Two months and two months later, Nick called Diane to propose in November 2001. She bought an apartment in Texas within weeks.

After months of splitting his time between Texas and England, he permanently relocated to Houston that May. The two said 'I do' on September 7, 2002, four days before the anniversary of 9/11 and their first meeting

He moved to Houston in May 2002 after months of living between England and Texas. They were married on September 7, 2002. This was four days prior to the 9/11 anniversary and their first encounter.

Nick Marson, 72, and his now-wife Diane, 80, met when they were stranded in Newfoundland after the 9/11 terror attacks

Nick Marson, 72, and his now-wife Diane, 80, met when they were stranded in Newfoundland after the 9/11 terror attacks

For the 10th anniversary of 9/11 in 2011, they returned to Gander to thank the people of Newfoundland for their hospitality during the tragedy. Pictured: The couple celebrating Diane's 80th birthday in August 2021

The couple returned to Gander for the 10th anniversary in 2011 of September 11, 2001, to express gratitude to Newfoundlanders for their support during this tragedy. Pictured: Diane celebrating her 80th birthday on August 20, 2021

And two decades later, the pair reflected on how the experience changed them as people. Pictured: Diane and Nick Marson with the Mayor of Gambo, Lloyd Noseworthy (centre)

The experience has shaped them both as individuals, and they reflect upon it two decades later. Pictured are Diane and Nick Marson (center) with Lloyd Noseworthy, the Mayor of Gambo.

After spending months splitting his time between Texas, England and Texas, he finally moved permanently to Houston in May. They were married on September 7, 2002. This was four days prior to the 9/11 anniversary and their first encounter.

The couple traveled to Gander to visit their friends from the aftermath of the terrorist attacks. They were then surprised to find out that there was a wedding reception.

However, the couple shared that their fairytale was kept secret by surviving guilt for several years.

Nick stated that ‘Over 3000 people were killed in the Towers. So, over 3,000 families were affected by the events.

“What has happened to us?” He made us feel so content. We weren’t comfortable with that. Why not?  

The family returned to Gander for the 10th anniversary in 2011 of the attacks on September 11, 2001, to show their appreciation to Newfoundlanders who were so kind during that time. Diane shared that one journey changed the trajectory of each person’s lives with The Canadian Press.

They are immortalized in Tony-award winning musical Come From Away. This was inspired in part by actual people and events that happened in Gander during 9/11 and the subsequent days.

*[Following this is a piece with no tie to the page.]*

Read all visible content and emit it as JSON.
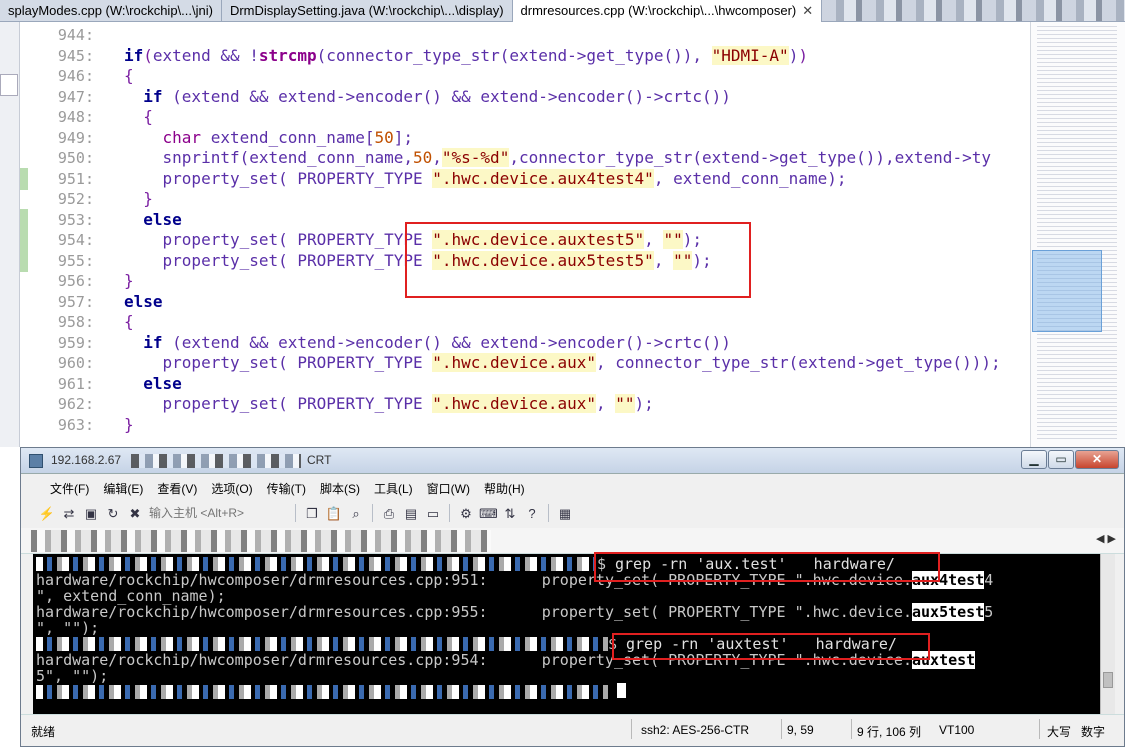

After a world premiere at La Jolla Playhouse, the musical was performed in Seattle, Washington D.C. and Toronto. The musical debuted on Broadway in 2017. Nick and Diane have seen it more than 100 times. 

Nick and Diane celebrated their 20th wedding anniversary earlier in the year. The extraordinary story of Nick and Diane’s marriage that began in the chaos of the greatest terrorist attack in human history is now immortalized in film, documentary, and Broadway shows. 

Operation Yellow Ribbon proved to be a huge success. More than 250 planes carrying almost 44,000 passengers were safely diverted to 15 Canadian airports by the close of the week on September 16. 

For those of you who found yourself temporarily in Gander or in any Canadian city during September 2001, what really stood out was the incredible kindness shown by strangers.

Other stories have also been featured in the media, such as the story of a department store owner who shared a toy warehouse with the children on the stranded flight. Gander women also gave her car keys and insisted that they be used whenever necessary. 

Claude Elliott was the former Mayor of Gander and he summed up the city’s philosophy in a succinct way. 

“Helping people is what we think the most important thing in our lives.” 

Constable Fudge told The Times that she still gets many messages thanking her and Gander residents. 

“I have spoken to many people and always asked them why they did what they did. It’s not clear to them.

“They tell me that it’s normal. I don’t know what the fuss is all about.